(Page and application data records)
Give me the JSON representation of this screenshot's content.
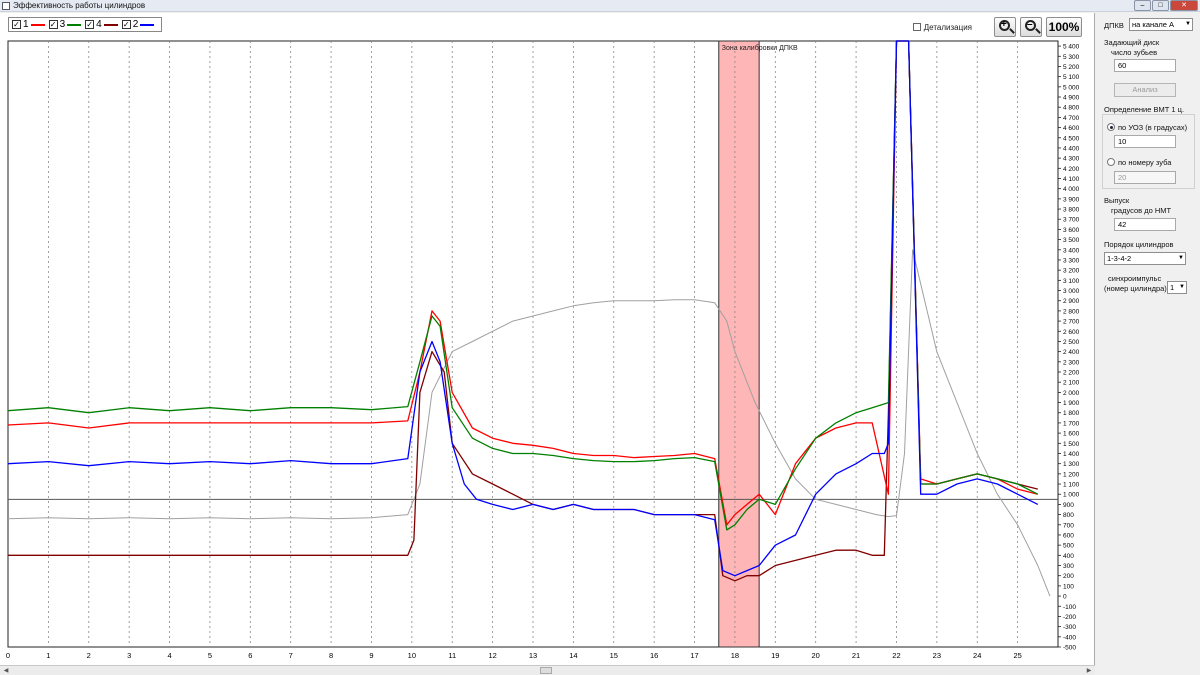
{
  "window": {
    "title": "Эффективность работы цилиндров"
  },
  "toolbar": {
    "detail_label": "Детализация",
    "zoom_100_label": "100%"
  },
  "legend": [
    {
      "label": "1",
      "color": "#ff0000",
      "checked": true
    },
    {
      "label": "3",
      "color": "#008000",
      "checked": true
    },
    {
      "label": "4",
      "color": "#800000",
      "checked": true
    },
    {
      "label": "2",
      "color": "#0000ff",
      "checked": true
    }
  ],
  "panel": {
    "dpkv_label": "ДПКВ",
    "dpkv_value": "на канале A",
    "disk_label": "Задающий диск",
    "teeth_label": "число зубьев",
    "teeth_value": "60",
    "analyze_button": "Анализ",
    "tdc_label": "Определение ВМТ 1 ц.",
    "by_advance_label": "по УОЗ (в градусах)",
    "by_advance_value": "10",
    "by_tooth_label": "по номеру зуба",
    "by_tooth_value": "20",
    "exhaust_label": "Выпуск",
    "exhaust_sub_label": "градусов до НМТ",
    "exhaust_value": "42",
    "order_label": "Порядок цилиндров",
    "order_value": "1-3-4-2",
    "sync_label_1": "синхроимпульс",
    "sync_label_2": "(номер цилиндра)",
    "sync_value": "1"
  },
  "chart_data": {
    "type": "line",
    "xlim": [
      0,
      26
    ],
    "ylim": [
      -500,
      5450
    ],
    "x_ticks": [
      0,
      1,
      2,
      3,
      4,
      5,
      6,
      7,
      8,
      9,
      10,
      11,
      12,
      13,
      14,
      15,
      16,
      17,
      18,
      19,
      20,
      21,
      22,
      23,
      24,
      25
    ],
    "y_ticks": [
      -500,
      -400,
      -300,
      -200,
      -100,
      0,
      100,
      200,
      300,
      400,
      500,
      600,
      700,
      800,
      900,
      1000,
      1100,
      1200,
      1300,
      1400,
      1500,
      1600,
      1700,
      1800,
      1900,
      2000,
      2100,
      2200,
      2300,
      2400,
      2500,
      2600,
      2700,
      2800,
      2900,
      3000,
      3100,
      3200,
      3300,
      3400,
      3500,
      3600,
      3700,
      3800,
      3900,
      4000,
      4100,
      4200,
      4300,
      4400,
      4500,
      4600,
      4700,
      4800,
      4900,
      5000,
      5100,
      5200,
      5300,
      5400
    ],
    "horizontal_line": 950,
    "calibration_zone": {
      "label": "Зона калибровки ДПКВ",
      "x_start": 17.6,
      "x_end": 18.6,
      "color": "#ffb6b6"
    },
    "grid": "vertical dotted",
    "series": [
      {
        "name": "1",
        "color": "#ff0000",
        "x": [
          0,
          1,
          2,
          3,
          4,
          5,
          6,
          7,
          8,
          9,
          9.9,
          10.2,
          10.5,
          10.7,
          11,
          11.5,
          12,
          12.5,
          13,
          13.5,
          14,
          14.5,
          15,
          15.5,
          16,
          16.5,
          17,
          17.5,
          17.8,
          18,
          18.3,
          18.6,
          19,
          19.5,
          20,
          20.5,
          21,
          21.4,
          21.8,
          22,
          22.3,
          22.6,
          23,
          23.5,
          24,
          24.5,
          25,
          25.5
        ],
        "y": [
          1680,
          1700,
          1650,
          1700,
          1700,
          1700,
          1700,
          1700,
          1700,
          1700,
          1720,
          2200,
          2800,
          2700,
          2000,
          1650,
          1550,
          1500,
          1480,
          1450,
          1400,
          1380,
          1380,
          1360,
          1370,
          1380,
          1400,
          1350,
          700,
          800,
          900,
          1000,
          800,
          1300,
          1550,
          1650,
          1700,
          1700,
          1000,
          5450,
          5450,
          1150,
          1100,
          1150,
          1200,
          1150,
          1050,
          1000
        ]
      },
      {
        "name": "3",
        "color": "#008000",
        "x": [
          0,
          1,
          2,
          3,
          4,
          5,
          6,
          7,
          8,
          9,
          9.9,
          10.2,
          10.5,
          10.7,
          11,
          11.5,
          12,
          12.5,
          13,
          13.5,
          14,
          14.5,
          15,
          15.5,
          16,
          16.5,
          17,
          17.5,
          17.8,
          18,
          18.3,
          18.6,
          19,
          19.5,
          20,
          20.5,
          21,
          21.4,
          21.8,
          22,
          22.3,
          22.6,
          23,
          23.5,
          24,
          24.5,
          25,
          25.5
        ],
        "y": [
          1820,
          1850,
          1800,
          1850,
          1820,
          1850,
          1820,
          1850,
          1850,
          1830,
          1860,
          2300,
          2750,
          2650,
          1850,
          1550,
          1450,
          1400,
          1400,
          1380,
          1350,
          1330,
          1320,
          1320,
          1330,
          1350,
          1360,
          1320,
          650,
          700,
          850,
          950,
          900,
          1250,
          1550,
          1700,
          1800,
          1850,
          1900,
          5450,
          5450,
          1100,
          1100,
          1150,
          1200,
          1150,
          1100,
          1000
        ]
      },
      {
        "name": "4",
        "color": "#800000",
        "x": [
          0,
          1,
          2,
          3,
          4,
          5,
          6,
          7,
          8,
          9,
          9.9,
          10.05,
          10.2,
          10.5,
          10.8,
          11,
          11.5,
          12,
          12.5,
          13,
          13.5,
          14,
          14.5,
          15,
          15.5,
          16,
          16.5,
          17,
          17.5,
          17.7,
          18,
          18.3,
          18.6,
          19,
          19.5,
          20,
          20.5,
          21,
          21.4,
          21.7,
          21.8,
          22,
          22.3,
          22.6,
          23,
          23.5,
          24,
          24.5,
          25,
          25.5
        ],
        "y": [
          400,
          400,
          400,
          400,
          400,
          400,
          400,
          400,
          400,
          400,
          400,
          550,
          2000,
          2400,
          2200,
          1500,
          1200,
          1100,
          1000,
          900,
          850,
          900,
          850,
          850,
          850,
          800,
          800,
          800,
          800,
          200,
          150,
          200,
          200,
          300,
          350,
          400,
          450,
          450,
          400,
          400,
          1800,
          5450,
          5450,
          1100,
          1100,
          1150,
          1200,
          1150,
          1100,
          1050
        ]
      },
      {
        "name": "2",
        "color": "#0000ff",
        "x": [
          0,
          1,
          2,
          3,
          4,
          5,
          6,
          7,
          8,
          9,
          9.9,
          10.2,
          10.5,
          10.7,
          11,
          11.3,
          11.6,
          12,
          12.5,
          13,
          13.5,
          14,
          14.5,
          15,
          15.5,
          16,
          16.5,
          17,
          17.5,
          17.7,
          18,
          18.3,
          18.6,
          19,
          19.5,
          20,
          20.5,
          21,
          21.4,
          21.7,
          21.8,
          22,
          22.3,
          22.6,
          23,
          23.5,
          24,
          24.5,
          25,
          25.5
        ],
        "y": [
          1300,
          1320,
          1280,
          1320,
          1300,
          1320,
          1300,
          1330,
          1300,
          1300,
          1350,
          2200,
          2500,
          2300,
          1500,
          1100,
          950,
          900,
          850,
          900,
          850,
          900,
          850,
          850,
          850,
          800,
          800,
          800,
          750,
          250,
          200,
          250,
          300,
          500,
          600,
          1000,
          1200,
          1300,
          1400,
          1400,
          1500,
          5450,
          5450,
          1000,
          1000,
          1100,
          1150,
          1100,
          1000,
          900
        ]
      },
      {
        "name": "",
        "color": "#a0a0a0",
        "x": [
          0,
          1,
          2,
          3,
          4,
          5,
          6,
          7,
          8,
          9,
          9.9,
          10.2,
          10.5,
          11,
          11.5,
          12,
          12.5,
          13,
          13.5,
          14,
          14.5,
          15,
          15.5,
          16,
          16.5,
          17,
          17.5,
          17.8,
          18,
          18.5,
          19,
          19.5,
          20,
          20.5,
          21,
          21.5,
          21.8,
          22,
          22.2,
          22.4,
          22.7,
          23,
          23.5,
          24,
          24.5,
          25,
          25.5,
          25.8
        ],
        "y": [
          760,
          770,
          760,
          770,
          760,
          770,
          760,
          770,
          760,
          770,
          800,
          1100,
          2000,
          2400,
          2500,
          2600,
          2700,
          2750,
          2800,
          2850,
          2880,
          2900,
          2900,
          2900,
          2910,
          2910,
          2880,
          2700,
          2400,
          1900,
          1500,
          1150,
          950,
          900,
          850,
          800,
          780,
          790,
          1400,
          3400,
          2900,
          2400,
          1900,
          1400,
          1000,
          700,
          300,
          0
        ]
      }
    ]
  }
}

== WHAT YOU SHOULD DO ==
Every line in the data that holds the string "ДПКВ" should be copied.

== REPLY TO THE TASK ==
    "dpkv_label": "ДПКВ",
      "label": "Зона калибровки ДПКВ",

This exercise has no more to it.